> _How to complete this task_: Read through the listing below and return only the lines containing "Vorgangsjournal".

> _Data to examine_:
Segment Open
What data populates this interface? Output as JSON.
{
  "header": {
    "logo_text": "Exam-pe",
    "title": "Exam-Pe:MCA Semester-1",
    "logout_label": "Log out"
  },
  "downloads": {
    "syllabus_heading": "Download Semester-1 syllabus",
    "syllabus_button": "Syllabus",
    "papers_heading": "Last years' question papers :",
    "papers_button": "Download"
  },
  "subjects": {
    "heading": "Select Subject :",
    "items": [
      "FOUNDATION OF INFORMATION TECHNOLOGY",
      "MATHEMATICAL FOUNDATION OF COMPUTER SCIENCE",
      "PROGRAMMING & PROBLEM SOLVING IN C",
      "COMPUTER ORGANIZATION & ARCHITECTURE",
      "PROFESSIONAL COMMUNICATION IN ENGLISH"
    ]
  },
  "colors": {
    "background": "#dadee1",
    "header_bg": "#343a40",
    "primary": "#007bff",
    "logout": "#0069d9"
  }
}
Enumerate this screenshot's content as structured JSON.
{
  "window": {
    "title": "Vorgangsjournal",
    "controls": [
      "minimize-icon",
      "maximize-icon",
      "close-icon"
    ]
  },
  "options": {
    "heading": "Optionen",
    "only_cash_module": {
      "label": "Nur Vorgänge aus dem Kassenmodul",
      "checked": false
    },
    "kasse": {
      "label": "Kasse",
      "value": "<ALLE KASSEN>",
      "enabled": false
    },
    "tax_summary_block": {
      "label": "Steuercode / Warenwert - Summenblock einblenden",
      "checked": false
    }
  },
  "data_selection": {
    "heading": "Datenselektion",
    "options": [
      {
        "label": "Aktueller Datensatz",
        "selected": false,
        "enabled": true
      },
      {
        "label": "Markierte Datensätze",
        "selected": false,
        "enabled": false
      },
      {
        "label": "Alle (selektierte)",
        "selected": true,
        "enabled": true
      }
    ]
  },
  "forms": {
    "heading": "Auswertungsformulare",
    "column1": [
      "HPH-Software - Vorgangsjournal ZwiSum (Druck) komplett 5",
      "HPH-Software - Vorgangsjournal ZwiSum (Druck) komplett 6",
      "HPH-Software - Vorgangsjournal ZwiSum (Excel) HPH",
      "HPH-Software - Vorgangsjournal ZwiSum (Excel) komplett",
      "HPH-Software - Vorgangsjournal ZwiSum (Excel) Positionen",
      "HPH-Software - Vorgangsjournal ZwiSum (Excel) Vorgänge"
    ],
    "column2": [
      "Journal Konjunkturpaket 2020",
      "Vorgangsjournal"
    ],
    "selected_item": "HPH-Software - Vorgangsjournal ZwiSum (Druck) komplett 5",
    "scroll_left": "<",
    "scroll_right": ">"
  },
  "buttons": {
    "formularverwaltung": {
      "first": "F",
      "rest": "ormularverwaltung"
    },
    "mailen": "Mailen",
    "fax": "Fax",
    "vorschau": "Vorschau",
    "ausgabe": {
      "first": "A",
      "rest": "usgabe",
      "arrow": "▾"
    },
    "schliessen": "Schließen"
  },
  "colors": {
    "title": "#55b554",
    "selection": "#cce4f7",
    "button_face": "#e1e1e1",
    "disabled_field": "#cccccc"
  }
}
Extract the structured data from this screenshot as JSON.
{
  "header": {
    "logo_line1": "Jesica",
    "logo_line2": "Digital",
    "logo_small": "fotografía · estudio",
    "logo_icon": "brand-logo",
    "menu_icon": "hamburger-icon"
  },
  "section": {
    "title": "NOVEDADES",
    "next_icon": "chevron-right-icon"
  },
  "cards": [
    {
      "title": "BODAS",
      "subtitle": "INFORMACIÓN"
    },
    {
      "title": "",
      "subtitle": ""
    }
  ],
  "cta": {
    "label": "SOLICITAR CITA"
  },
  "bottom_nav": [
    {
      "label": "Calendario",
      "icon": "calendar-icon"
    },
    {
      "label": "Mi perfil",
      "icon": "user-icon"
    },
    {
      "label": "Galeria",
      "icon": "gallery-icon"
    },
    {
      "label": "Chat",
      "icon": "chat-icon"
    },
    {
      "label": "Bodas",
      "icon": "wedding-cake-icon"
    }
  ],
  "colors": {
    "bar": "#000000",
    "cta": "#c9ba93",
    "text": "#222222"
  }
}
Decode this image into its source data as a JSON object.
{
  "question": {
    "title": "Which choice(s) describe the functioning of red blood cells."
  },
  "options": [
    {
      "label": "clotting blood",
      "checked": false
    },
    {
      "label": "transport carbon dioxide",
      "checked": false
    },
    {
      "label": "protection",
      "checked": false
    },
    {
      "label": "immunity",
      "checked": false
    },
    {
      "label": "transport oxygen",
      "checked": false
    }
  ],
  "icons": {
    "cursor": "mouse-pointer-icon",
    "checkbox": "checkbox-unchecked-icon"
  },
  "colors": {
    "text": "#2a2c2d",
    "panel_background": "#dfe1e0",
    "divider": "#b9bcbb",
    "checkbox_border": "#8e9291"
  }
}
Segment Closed
> _Response area_:
    "title": "Vorgangsjournal",
      "HPH-Software - Vorgangsjournal ZwiSum (Druck) komplett 5",
      "HPH-Software - Vorgangsjournal ZwiSum (Druck) komplett 6",
      "HPH-Software - Vorgangsjournal ZwiSum (Excel) HPH",
      "HPH-Software - Vorgangsjournal ZwiSum (Excel) komplett",
      "HPH-Software - Vorgangsjournal ZwiSum (Excel) Positionen",
      "HPH-Software - Vorgangsjournal ZwiSum (Excel) Vorgänge"
      "Vorgangsjournal"
    "selected_item": "HPH-Software - Vorgangsjournal ZwiSum (Druck) komplett 5",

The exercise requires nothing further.